It is the maximum council tax can be raised by without holding a referendum.
The says the move is ‘regrettable’, but needed to address funding shortfalls caused in part by increased demand for services and a reduction in funding from the Government.
But Labour says the council should be putting more pressure on the Government to increase its share of funding.
The initial proposals include a recommendation to increase Council Tax by just under three per cent and the adult social care precept by one per cent.
For Band A properties in the county, people will pay an extra £37.75 a year, while Band D properties will pay an additional £56.63.
The final figure householders pay is likely to be higher, because local district and borough councils, as well as the fire service and police, are also expected to put up their portions of the final council tax bill.
Despite the tax rise, the county council still forecasts a financial black hole of £33.9m over the next four years.
It says huge savings to its budget have already been made, but ‘tough decisions’ still needed to be taken.
The plans have not yet been finalised. They will be considered at a meeting on Monday, February 11, before they are likely to be approved at the end of the month.
The council says by 2020/21, it will be receiving less than half the government funding it did in 2012/13 and its main source of funding – known as the revenue support grant – will cease altogether.

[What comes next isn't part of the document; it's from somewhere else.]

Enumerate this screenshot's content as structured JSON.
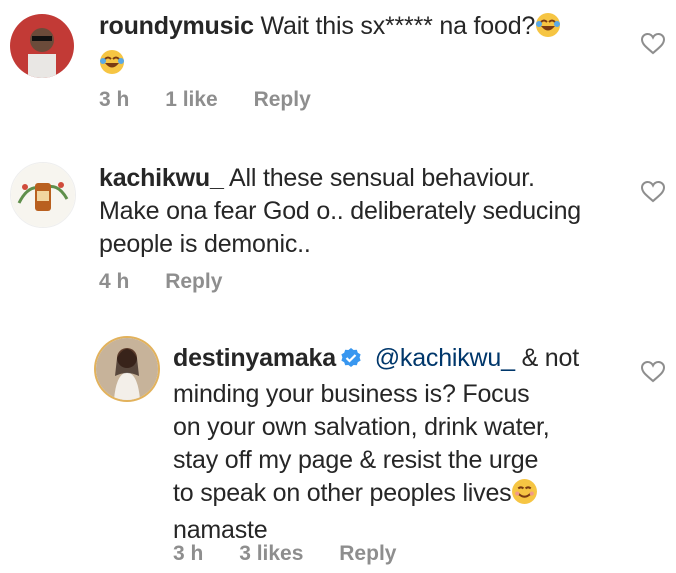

Conservative Richard Jackson is the chairman of the committee which will consider the budget next week.
The councillor, who represents Toton, Chilwell and Attenborough, said: “We’ve made significant progress in reducing the budget deficit we inherited when taking office in 2017 but it is fair to say making savings is getting tougher each year – and will continue to do so.
“Regrettably, it appears we will have no choice other than to increase council tax overall by 3.99 per cent for next year as we’re caught between having less money from the government and needing to spend a greater proportion of what’s left on life-and-death social care services.
“Reductions to some of our discretionary functions –often the most popular, highly-valued services we provide – are now inevitable, unless significant savings can be made elsewhere, such as reshaping our relationship with district and borough councils or removing a tier of local government altogether.”
Councillor Alan Rhodes is the leader of the Labour group and represents Worksop North.
He said: “Central government should remove the uncertainty around local government funding post-2020 to enable us to plan effectively for the future.
“I am very disappointed at the lack of activity by Councillor Cutts (the leader of the council) in demanding ‘fairer funding’ for Nottinghamshire. However, I welcome the acknowledgement that a reasonable level of council tax, together with the social care precept, is necessary in these times of diminishing government grants, to ensure that those services that our communities expect and demand continue to be delivered.
“I’m also pleased that the Conservative administration has recognised the costly mistake they made in freezing council tax during their last term of office (Between 2009 and 2013).”
The initial budget report also sets out some of the council’s spending plans over the next year, including a new school in Hucknall, a new special school and daycare facility in Newark, flood protection in Southwell, superfast broadband, and upgrading street lights.